THE PROBLEM:
Please repeat exactly the lines from the one containing "Give me the JSON representation of this screenshot's text" through the last line of the records below, both included, and leave out any pictures.

THE DATA:
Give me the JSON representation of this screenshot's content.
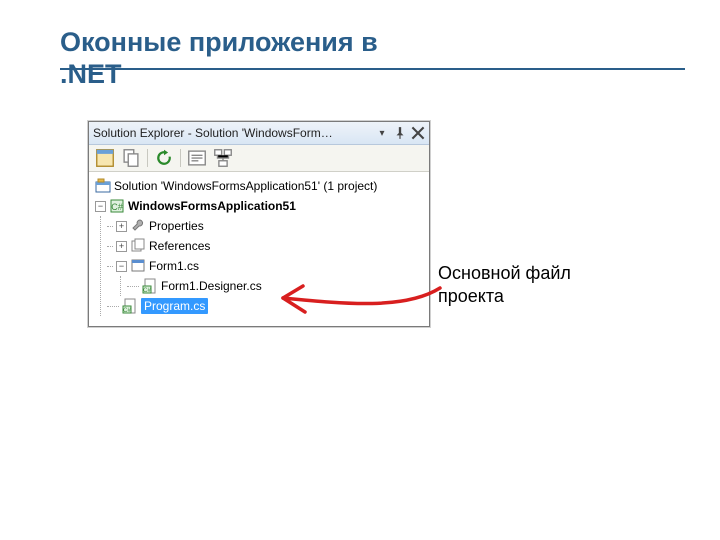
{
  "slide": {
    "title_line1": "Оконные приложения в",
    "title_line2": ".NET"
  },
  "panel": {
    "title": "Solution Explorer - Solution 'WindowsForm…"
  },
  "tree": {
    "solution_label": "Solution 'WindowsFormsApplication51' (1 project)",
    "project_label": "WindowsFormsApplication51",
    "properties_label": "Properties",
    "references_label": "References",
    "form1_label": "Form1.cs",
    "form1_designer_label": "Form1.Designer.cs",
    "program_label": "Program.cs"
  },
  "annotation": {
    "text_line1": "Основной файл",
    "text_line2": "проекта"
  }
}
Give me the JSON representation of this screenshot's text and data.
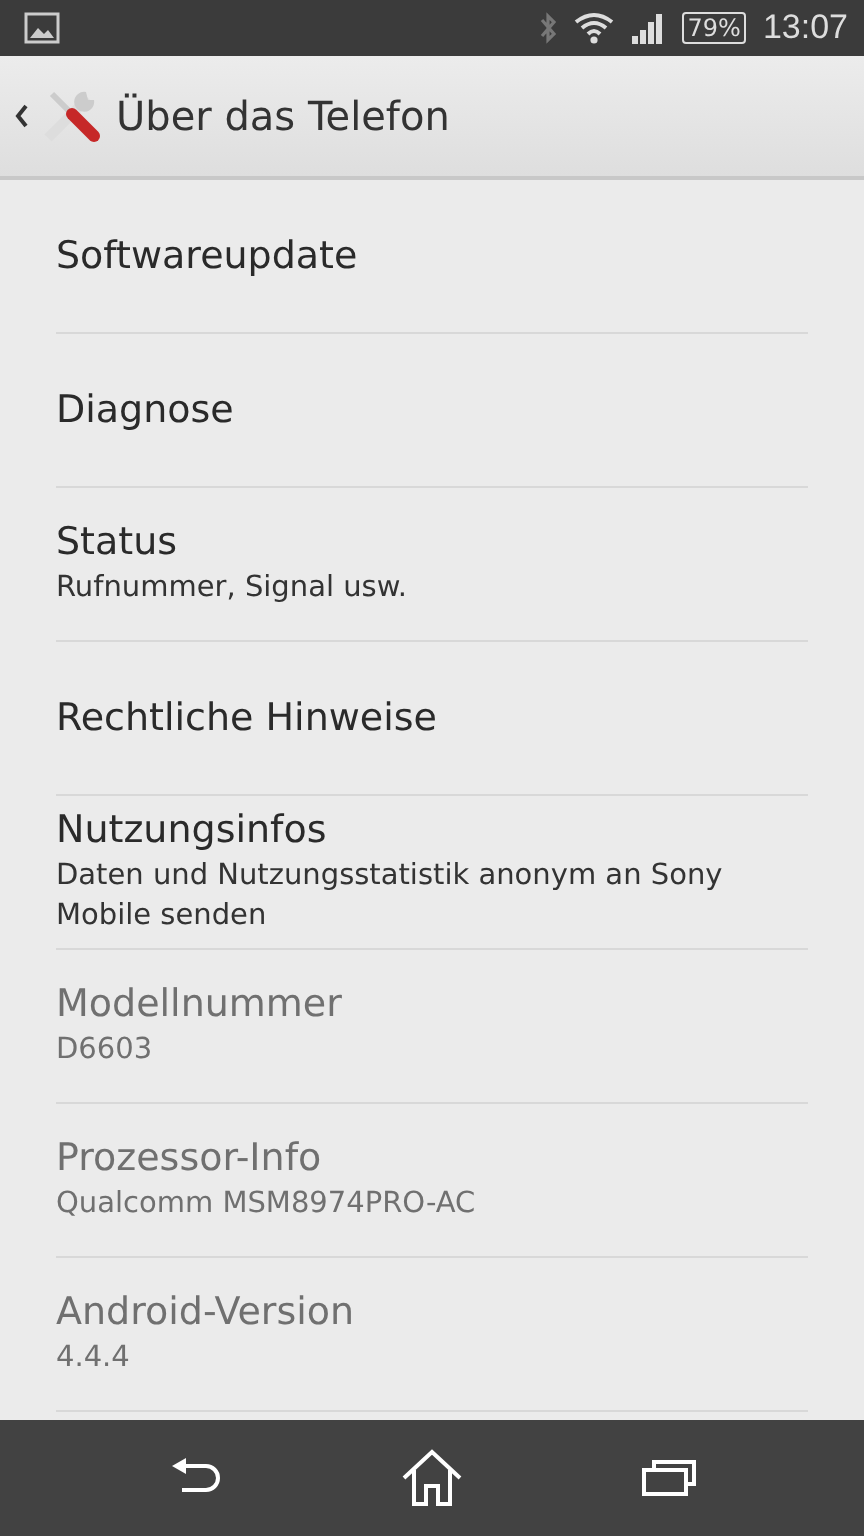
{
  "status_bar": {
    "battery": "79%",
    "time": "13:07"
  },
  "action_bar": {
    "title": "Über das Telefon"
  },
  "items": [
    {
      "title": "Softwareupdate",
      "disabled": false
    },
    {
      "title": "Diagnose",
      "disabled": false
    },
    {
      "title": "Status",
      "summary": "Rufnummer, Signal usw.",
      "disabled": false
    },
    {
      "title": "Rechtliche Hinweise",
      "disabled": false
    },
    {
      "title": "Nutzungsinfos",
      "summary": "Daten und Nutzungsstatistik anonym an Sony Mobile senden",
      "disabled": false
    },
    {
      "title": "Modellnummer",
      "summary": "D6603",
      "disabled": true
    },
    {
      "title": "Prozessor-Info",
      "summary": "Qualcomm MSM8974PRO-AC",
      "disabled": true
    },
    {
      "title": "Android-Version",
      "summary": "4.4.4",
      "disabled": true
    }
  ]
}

RESULT FOR THIS EXERCISE:
Give me the JSON representation of this screenshot's text and data.
{
  "status_bar": {
    "battery": "79%",
    "time": "13:07"
  },
  "action_bar": {
    "title": "Über das Telefon"
  },
  "items": [
    {
      "title": "Softwareupdate",
      "disabled": false
    },
    {
      "title": "Diagnose",
      "disabled": false
    },
    {
      "title": "Status",
      "summary": "Rufnummer, Signal usw.",
      "disabled": false
    },
    {
      "title": "Rechtliche Hinweise",
      "disabled": false
    },
    {
      "title": "Nutzungsinfos",
      "summary": "Daten und Nutzungsstatistik anonym an Sony Mobile senden",
      "disabled": false
    },
    {
      "title": "Modellnummer",
      "summary": "D6603",
      "disabled": true
    },
    {
      "title": "Prozessor-Info",
      "summary": "Qualcomm MSM8974PRO-AC",
      "disabled": true
    },
    {
      "title": "Android-Version",
      "summary": "4.4.4",
      "disabled": true
    }
  ]
}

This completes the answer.